The pervasive disorder and chronic unrest in Afghanistan have had a detrimental effect on all aspects of life, causing significant damage to religious teachings. Upon closer examination of the material provided by mullahs or other religious missionaries, either online or offline, it is evident that this material is not reliable and therefore a waste of time. However, due to the low level of understanding and literacy in the country, as well as the simplicity of the content provided by these preachers, it is still engaging for the people. Since illiterate religious missionaries rely heavily on the masses, they will resort to any means to gain the approval of the general public and ensure their satisfaction. This has led to the proliferation of religious propaganda. The popularization of religious discourse is one of the detriments that harms this discourse and provides the foundation for the distortion of religion and the spread of superstitions and illusions in the name of religion, which further contributes to the backwardness of societies.

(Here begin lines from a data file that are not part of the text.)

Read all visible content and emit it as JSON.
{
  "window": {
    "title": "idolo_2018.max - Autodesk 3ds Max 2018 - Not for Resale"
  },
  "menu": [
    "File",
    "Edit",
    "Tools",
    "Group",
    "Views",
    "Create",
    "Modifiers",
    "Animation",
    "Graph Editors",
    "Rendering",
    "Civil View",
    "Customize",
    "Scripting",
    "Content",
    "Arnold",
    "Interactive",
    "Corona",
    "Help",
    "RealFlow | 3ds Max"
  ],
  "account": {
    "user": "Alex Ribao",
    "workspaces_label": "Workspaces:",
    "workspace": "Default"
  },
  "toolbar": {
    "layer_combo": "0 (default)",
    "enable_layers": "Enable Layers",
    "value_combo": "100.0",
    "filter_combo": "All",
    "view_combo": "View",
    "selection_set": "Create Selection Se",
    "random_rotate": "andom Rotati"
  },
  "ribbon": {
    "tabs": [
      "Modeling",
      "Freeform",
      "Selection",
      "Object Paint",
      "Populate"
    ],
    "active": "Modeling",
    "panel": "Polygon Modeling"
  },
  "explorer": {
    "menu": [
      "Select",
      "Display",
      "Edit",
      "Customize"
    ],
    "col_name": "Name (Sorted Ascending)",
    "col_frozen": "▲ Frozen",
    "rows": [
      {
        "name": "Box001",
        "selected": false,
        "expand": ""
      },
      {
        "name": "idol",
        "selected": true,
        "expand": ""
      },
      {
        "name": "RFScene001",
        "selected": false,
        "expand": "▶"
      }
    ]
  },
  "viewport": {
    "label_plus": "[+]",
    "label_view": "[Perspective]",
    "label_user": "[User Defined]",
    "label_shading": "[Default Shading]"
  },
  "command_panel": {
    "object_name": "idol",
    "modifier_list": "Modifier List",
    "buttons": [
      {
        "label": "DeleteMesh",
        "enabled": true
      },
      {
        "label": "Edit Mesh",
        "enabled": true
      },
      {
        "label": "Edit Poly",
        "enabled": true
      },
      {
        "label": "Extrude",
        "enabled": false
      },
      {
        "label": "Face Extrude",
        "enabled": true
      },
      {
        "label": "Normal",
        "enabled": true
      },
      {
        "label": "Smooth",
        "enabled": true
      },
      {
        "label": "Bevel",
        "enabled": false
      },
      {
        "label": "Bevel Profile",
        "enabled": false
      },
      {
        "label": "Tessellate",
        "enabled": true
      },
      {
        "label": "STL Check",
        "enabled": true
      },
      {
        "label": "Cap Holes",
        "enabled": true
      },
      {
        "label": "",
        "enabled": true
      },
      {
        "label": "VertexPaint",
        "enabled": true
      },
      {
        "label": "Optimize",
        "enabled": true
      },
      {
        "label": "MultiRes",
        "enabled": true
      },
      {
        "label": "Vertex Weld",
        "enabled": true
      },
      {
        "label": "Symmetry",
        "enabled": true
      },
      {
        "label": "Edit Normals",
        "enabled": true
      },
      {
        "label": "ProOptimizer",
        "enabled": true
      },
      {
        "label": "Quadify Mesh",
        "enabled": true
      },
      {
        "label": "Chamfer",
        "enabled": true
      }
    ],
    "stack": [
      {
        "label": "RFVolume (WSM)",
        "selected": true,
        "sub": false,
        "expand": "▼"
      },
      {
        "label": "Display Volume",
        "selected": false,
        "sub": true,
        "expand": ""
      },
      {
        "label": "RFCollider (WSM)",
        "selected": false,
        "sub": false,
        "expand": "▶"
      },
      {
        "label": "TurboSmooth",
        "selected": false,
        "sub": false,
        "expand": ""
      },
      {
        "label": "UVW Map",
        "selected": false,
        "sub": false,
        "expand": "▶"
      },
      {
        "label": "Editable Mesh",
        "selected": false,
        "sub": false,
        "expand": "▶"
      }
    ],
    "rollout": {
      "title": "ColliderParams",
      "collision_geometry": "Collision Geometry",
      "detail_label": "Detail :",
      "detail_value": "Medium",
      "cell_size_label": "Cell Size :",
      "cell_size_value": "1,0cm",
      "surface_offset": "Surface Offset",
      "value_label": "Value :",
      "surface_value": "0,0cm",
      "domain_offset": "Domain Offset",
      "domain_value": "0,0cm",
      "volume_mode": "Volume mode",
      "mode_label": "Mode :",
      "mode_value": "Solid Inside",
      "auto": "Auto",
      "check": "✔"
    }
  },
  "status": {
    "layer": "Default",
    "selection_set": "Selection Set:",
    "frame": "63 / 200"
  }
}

Indeed, our community is currently on the brink of decline and facing all kinds of suffering and chronic pain. Nevertheless, this harsh and painful reality should not make us forget to search for different solutions. One of the things that can help us to escape this situation is the criticism and analysis of the religious discourse in Afghanistan. It cannot be denied that the Taliban‘s control over Afghanistan, along with many other factors, is due to the popularity of the Taliban‘s interpretation of Islam. Once again, the Taliban were able to deceive and disarm a portion of the population by making religious slogans and claims. Of course, this is not the first time in the history of our country that a movement has used religion to mask their intentions of promoting backwardness and hostility. Previously, similar movements have employed Islamic ideology to oppose or even cause the downfall of progressive reforms. It is uncertain when Afghans will learn from the lessons of the past, and prevent themselves from falling into the same trap again and again.
It is impossible to combat dismantling movements without a rigorous critique of the prevailing religious discourse in Afghanistan, which has caused much distress. Mullahs and uneducated religious missionaries are instrumental in reinforcing the popular religious discourse. We should seek out opportunities to demonstrate their lack of education and their ignorance of religion and the global situation. Religion, as one of the essential elements of our society, should be taken away from the control of those who seek power and are avaricious charlatans, so that we can use it for the advancement of spirituality and morality.